** Opening Given records block **

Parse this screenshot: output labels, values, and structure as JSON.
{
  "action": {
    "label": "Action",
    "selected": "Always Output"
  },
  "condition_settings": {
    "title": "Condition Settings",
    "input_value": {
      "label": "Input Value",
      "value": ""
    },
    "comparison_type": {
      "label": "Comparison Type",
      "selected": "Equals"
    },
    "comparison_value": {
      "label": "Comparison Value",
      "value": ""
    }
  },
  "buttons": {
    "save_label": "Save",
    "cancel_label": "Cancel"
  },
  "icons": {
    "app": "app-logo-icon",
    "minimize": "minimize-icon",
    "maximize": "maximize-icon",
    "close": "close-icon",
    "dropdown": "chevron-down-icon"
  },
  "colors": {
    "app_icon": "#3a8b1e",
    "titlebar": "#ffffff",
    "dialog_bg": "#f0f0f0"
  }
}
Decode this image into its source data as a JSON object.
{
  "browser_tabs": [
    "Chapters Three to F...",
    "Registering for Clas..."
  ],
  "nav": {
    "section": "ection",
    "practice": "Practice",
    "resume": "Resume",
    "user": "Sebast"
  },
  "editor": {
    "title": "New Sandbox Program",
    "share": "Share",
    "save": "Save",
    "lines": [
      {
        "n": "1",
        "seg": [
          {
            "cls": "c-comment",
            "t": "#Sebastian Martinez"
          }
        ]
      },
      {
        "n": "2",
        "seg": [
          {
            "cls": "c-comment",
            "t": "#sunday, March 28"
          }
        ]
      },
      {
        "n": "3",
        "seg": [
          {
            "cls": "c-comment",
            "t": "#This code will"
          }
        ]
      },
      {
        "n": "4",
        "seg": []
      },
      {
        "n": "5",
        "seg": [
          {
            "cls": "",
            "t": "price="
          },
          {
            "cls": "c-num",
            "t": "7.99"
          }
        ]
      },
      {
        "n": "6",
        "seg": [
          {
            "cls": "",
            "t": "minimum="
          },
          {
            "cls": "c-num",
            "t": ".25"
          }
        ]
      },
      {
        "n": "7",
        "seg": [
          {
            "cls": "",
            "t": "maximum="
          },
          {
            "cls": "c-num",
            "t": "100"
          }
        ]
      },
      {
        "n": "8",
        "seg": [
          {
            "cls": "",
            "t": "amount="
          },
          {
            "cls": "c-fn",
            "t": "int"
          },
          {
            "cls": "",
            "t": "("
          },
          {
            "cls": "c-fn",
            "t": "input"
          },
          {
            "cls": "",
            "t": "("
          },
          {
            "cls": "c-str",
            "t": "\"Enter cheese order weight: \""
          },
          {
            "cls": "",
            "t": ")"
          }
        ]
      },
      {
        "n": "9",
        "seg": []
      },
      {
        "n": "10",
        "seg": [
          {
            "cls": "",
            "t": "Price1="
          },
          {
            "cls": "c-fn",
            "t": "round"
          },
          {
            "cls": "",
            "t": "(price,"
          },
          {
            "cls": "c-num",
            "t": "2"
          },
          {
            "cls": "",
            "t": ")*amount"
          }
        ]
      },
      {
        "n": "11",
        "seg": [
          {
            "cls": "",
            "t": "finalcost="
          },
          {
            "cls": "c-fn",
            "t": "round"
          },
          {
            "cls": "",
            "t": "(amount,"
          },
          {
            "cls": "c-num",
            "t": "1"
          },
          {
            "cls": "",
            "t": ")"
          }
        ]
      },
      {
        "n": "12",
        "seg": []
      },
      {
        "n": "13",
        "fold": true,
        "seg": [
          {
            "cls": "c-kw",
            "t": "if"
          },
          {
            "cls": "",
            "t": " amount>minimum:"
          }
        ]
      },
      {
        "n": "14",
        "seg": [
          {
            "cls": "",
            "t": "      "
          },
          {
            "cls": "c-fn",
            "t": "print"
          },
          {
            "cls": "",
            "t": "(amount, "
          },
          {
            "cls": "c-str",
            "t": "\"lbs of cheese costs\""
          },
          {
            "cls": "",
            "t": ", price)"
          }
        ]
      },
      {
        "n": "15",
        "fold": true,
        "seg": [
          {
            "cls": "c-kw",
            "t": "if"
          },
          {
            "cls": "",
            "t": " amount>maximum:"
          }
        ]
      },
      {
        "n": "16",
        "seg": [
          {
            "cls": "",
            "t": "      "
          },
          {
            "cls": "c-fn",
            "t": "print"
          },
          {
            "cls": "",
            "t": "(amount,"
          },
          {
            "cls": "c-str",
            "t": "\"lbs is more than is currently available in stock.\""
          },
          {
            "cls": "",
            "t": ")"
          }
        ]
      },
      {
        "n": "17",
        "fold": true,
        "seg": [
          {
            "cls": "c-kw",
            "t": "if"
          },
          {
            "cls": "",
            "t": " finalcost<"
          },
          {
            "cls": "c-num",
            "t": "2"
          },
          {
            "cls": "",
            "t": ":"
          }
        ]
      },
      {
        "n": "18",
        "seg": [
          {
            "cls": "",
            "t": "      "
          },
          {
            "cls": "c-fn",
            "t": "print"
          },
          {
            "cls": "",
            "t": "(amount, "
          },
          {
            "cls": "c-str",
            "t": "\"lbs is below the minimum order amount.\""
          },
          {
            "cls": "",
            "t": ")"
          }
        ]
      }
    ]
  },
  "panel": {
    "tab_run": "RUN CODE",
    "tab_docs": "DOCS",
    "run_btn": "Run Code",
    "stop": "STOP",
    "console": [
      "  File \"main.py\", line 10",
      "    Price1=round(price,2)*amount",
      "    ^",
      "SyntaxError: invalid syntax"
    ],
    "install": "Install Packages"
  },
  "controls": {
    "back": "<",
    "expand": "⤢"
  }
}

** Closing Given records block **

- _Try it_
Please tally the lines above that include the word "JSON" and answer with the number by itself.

- _Answer for the task_
2